A waterfall between rocks

What is Anorexia Nervosa?

Anorexia Nervosa is a type of eating disorder which most commonly starts in adolescence but can also start in childhood and adulthood. People with Anorexia Nervosa strive to maintain a low body weight by dieting, vomiting after eating, using laxatives and diuretics (water tablets) or exercising excessively.

Very often Anorexia Nervosa begins with seemingly harmless dieting. However unlike normal dieting which stops when the desired weight is reached, in Anorexia Nervosa the loss of weight continues until the sufferer is well below the normal limit for their age and height.

Central to the illness is an intense fear of becoming ‘fat’ and a need to exert extreme control over eating and body weight. This need gets stronger the more weight the person loses. People with Anorexia Nervosa may see their weight loss and control as a positive achievement which improves their self-esteem.

Another important feature of Anorexia Nervosa is distorted body image. People with Anorexia Nervosa often do not see themselves as others do and usually do not recognize that they are underweight.
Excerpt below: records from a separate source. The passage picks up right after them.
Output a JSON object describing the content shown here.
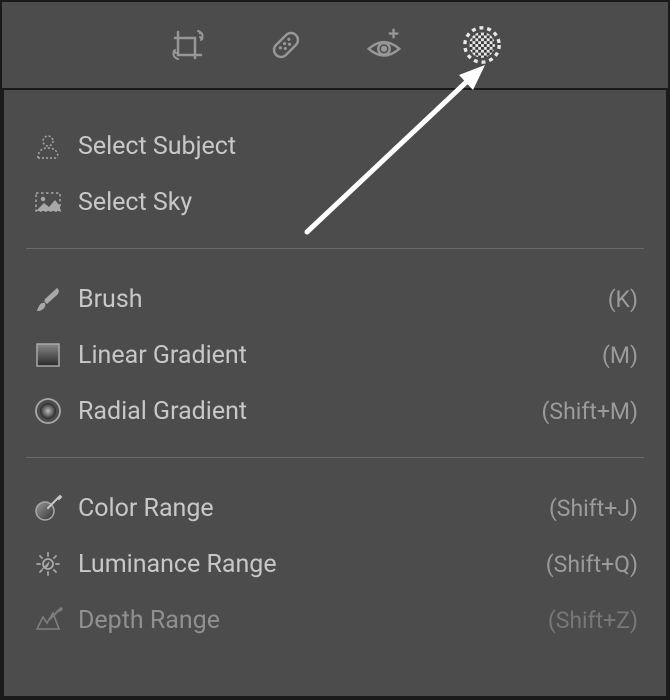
{
  "toolbar": {
    "crop": "crop-icon",
    "heal": "heal-icon",
    "redeye": "redeye-icon",
    "masking": "masking-icon"
  },
  "groups": [
    {
      "items": [
        {
          "icon": "person-icon",
          "label": "Select Subject",
          "shortcut": ""
        },
        {
          "icon": "landscape-icon",
          "label": "Select Sky",
          "shortcut": ""
        }
      ]
    },
    {
      "items": [
        {
          "icon": "brush-icon",
          "label": "Brush",
          "shortcut": "(K)"
        },
        {
          "icon": "linear-gradient-icon",
          "label": "Linear Gradient",
          "shortcut": "(M)"
        },
        {
          "icon": "radial-gradient-icon",
          "label": "Radial Gradient",
          "shortcut": "(Shift+M)"
        }
      ]
    },
    {
      "items": [
        {
          "icon": "color-range-icon",
          "label": "Color Range",
          "shortcut": "(Shift+J)"
        },
        {
          "icon": "luminance-range-icon",
          "label": "Luminance Range",
          "shortcut": "(Shift+Q)"
        },
        {
          "icon": "depth-range-icon",
          "label": "Depth Range",
          "shortcut": "(Shift+Z)",
          "disabled": true
        }
      ]
    }
  ]
}
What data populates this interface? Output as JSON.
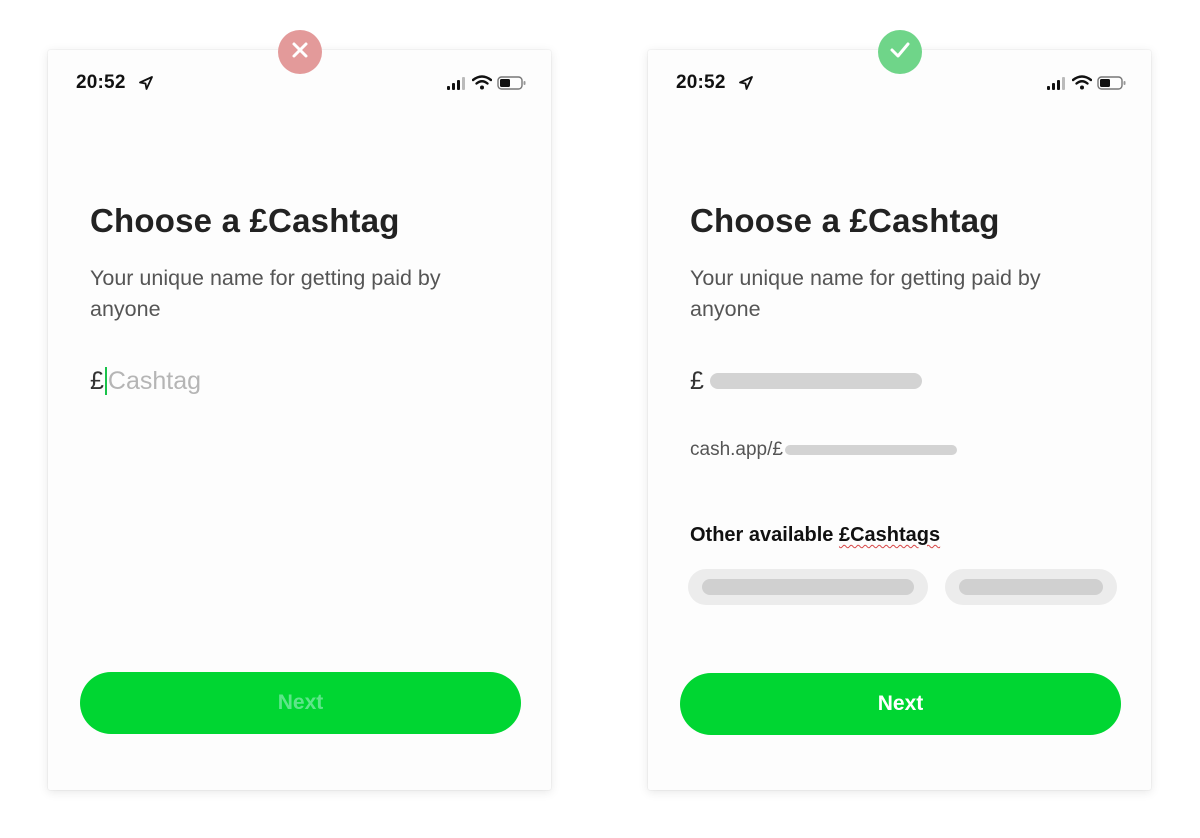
{
  "verdicts": {
    "bad": "close-icon",
    "good": "check-icon"
  },
  "colors": {
    "bad": "#e39a9a",
    "good": "#6fd589",
    "accent": "#00d632"
  },
  "phone_bad": {
    "time": "20:52",
    "title": "Choose a £Cashtag",
    "subtitle": "Your unique name for getting paid by anyone",
    "currency": "£",
    "placeholder": "Cashtag",
    "next_label": "Next"
  },
  "phone_good": {
    "time": "20:52",
    "title": "Choose a £Cashtag",
    "subtitle": "Your unique name for getting paid by anyone",
    "currency": "£",
    "url_prefix": "cash.app/£",
    "other_label_prefix": "Other available ",
    "other_label_word": "£Cashtags",
    "next_label": "Next"
  }
}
As a consequence of these features, people with Anorexia Nervosa are often very reluctant to seek help for their eating problems.

Physical and Psychological Effects of Anorexia Nervosa
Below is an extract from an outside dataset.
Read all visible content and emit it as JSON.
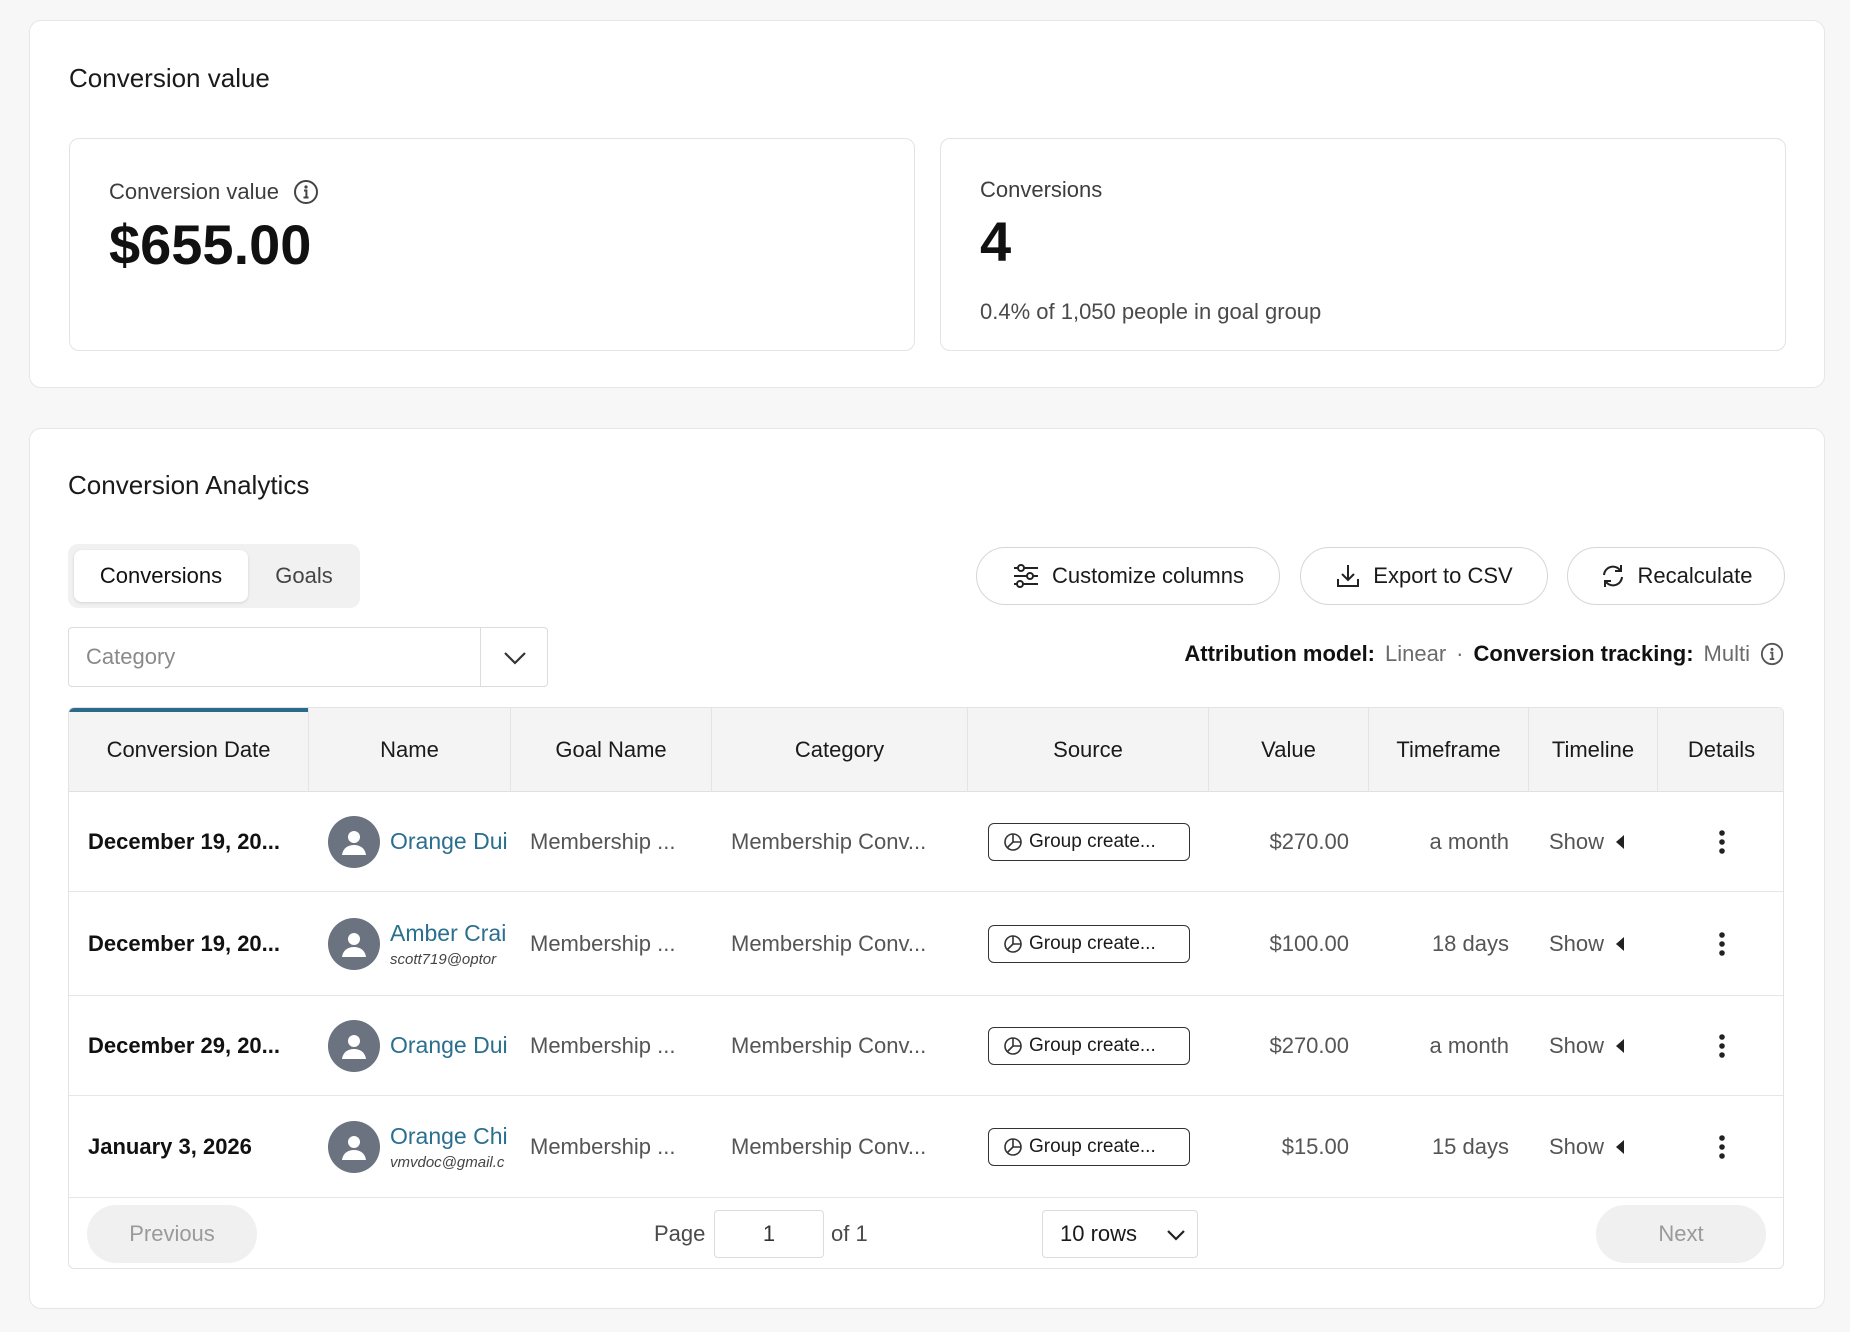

Anorexia Nervosa is a serious condition that can cause severe physical problems.  This is because of the effects of starvation and vomiting on the body. At its most severe, these effects can be life threatening. Anorexia Nervosa has the highest death rate of all psychological disorders.

Physical effects can include:
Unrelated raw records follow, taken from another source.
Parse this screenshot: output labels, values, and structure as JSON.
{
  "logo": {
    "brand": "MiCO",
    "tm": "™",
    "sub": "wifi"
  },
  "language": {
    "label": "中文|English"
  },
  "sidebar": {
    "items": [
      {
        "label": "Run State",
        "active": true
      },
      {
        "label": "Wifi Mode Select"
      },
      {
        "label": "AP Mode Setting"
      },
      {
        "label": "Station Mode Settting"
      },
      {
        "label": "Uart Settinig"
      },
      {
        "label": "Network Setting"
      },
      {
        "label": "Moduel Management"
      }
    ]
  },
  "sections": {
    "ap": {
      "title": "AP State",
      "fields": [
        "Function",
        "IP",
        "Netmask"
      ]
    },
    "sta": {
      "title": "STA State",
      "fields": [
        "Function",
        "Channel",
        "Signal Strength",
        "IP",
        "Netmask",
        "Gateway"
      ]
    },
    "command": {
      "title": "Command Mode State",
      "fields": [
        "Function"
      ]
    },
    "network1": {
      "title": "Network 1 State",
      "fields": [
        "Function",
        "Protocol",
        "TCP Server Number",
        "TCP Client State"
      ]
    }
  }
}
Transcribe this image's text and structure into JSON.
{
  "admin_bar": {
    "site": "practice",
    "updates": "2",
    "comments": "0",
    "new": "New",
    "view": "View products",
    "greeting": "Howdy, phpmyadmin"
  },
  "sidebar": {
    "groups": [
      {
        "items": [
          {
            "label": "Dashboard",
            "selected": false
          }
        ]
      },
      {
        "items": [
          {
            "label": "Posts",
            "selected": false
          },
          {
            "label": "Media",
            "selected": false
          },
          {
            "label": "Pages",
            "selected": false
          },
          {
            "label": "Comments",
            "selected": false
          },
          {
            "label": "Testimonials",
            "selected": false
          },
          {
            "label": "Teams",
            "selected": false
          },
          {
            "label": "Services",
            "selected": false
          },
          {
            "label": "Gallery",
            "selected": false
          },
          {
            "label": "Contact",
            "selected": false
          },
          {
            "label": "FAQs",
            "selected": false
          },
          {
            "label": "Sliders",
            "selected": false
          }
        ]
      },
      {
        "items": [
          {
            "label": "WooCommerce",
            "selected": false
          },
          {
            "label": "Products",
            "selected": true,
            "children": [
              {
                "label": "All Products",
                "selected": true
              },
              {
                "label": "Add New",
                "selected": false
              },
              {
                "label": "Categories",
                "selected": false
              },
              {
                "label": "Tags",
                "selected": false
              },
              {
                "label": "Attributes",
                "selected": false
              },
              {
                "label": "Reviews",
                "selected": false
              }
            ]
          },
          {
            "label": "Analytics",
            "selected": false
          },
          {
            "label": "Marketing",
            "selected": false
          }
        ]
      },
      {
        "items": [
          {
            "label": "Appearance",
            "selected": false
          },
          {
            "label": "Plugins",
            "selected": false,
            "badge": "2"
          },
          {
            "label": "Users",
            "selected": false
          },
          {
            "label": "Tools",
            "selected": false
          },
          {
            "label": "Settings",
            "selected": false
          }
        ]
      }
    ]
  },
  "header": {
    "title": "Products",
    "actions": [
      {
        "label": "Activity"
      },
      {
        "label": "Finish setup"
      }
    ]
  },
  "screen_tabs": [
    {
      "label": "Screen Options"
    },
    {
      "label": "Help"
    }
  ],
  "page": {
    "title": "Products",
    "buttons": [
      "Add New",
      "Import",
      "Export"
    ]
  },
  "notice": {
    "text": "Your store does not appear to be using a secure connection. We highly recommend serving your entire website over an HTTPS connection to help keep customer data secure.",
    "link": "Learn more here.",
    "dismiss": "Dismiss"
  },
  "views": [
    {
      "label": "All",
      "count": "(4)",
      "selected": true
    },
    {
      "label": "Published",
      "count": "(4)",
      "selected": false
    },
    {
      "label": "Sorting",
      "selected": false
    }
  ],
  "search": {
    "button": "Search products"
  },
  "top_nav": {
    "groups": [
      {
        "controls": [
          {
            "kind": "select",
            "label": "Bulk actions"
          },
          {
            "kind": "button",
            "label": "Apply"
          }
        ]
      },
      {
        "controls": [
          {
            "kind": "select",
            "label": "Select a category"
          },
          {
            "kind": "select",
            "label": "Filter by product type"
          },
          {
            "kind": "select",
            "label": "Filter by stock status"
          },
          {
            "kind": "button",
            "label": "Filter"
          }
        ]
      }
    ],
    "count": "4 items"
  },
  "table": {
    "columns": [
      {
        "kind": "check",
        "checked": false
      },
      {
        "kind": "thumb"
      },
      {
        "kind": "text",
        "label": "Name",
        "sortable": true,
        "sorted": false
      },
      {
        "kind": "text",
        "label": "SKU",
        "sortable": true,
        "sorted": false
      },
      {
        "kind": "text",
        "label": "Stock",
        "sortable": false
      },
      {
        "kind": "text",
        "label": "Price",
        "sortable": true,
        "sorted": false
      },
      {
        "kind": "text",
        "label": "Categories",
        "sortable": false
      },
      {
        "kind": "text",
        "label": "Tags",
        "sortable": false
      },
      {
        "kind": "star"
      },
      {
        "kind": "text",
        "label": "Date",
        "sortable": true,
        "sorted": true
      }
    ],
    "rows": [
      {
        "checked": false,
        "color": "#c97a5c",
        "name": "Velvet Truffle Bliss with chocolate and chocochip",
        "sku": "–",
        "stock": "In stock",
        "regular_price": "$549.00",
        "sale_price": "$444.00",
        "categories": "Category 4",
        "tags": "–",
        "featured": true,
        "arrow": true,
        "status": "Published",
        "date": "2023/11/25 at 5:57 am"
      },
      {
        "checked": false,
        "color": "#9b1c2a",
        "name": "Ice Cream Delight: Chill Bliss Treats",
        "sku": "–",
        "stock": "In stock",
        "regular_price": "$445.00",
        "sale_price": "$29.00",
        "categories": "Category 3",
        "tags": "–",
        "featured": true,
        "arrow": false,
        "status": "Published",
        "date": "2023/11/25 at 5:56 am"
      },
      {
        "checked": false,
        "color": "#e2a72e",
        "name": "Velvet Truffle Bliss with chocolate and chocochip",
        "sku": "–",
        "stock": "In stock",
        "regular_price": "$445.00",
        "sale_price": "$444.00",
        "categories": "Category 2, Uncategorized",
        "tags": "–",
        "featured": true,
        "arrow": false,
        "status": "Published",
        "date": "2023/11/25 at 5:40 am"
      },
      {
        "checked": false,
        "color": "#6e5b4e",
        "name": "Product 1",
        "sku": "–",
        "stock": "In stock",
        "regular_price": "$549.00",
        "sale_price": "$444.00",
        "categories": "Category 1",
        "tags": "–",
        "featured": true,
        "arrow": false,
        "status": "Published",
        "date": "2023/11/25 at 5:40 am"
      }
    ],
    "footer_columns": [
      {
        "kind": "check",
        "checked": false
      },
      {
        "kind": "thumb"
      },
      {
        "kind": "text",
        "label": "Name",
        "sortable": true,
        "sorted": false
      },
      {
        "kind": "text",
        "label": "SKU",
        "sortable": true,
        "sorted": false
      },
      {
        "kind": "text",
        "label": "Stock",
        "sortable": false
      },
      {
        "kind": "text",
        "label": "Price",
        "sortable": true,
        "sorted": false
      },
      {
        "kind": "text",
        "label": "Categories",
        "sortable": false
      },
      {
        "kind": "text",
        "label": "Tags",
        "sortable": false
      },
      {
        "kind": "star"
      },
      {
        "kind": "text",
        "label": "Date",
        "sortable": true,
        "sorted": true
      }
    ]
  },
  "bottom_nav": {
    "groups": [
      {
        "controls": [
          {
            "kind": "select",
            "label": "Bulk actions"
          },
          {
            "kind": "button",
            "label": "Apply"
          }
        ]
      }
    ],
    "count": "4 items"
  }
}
  • Loss of bone mass- causing an increased risk of fracture which increases the longer the person remains underweight
  • Osteoporosis
  • Loss of menstrual periods and fertility
  • Liver damage
  • Digestive problems and constipation
  • Tiredness, weakness and feeling cold- due to a slowed metabolism
  • Heart problems
  • Poor skin and hair condition
  • Stunted growth in children and adolescents

Psychological effects can include:

  • Poor sleep
  • Poor concentration
  • Rigid thinking – especially finding it difficult to see things from different points of view
  • Feeling depressed and anxious
  • Being preoccupied with thoughts about food and eating
  • Not wanting to spend time with friends and family

External resources

Self-help documents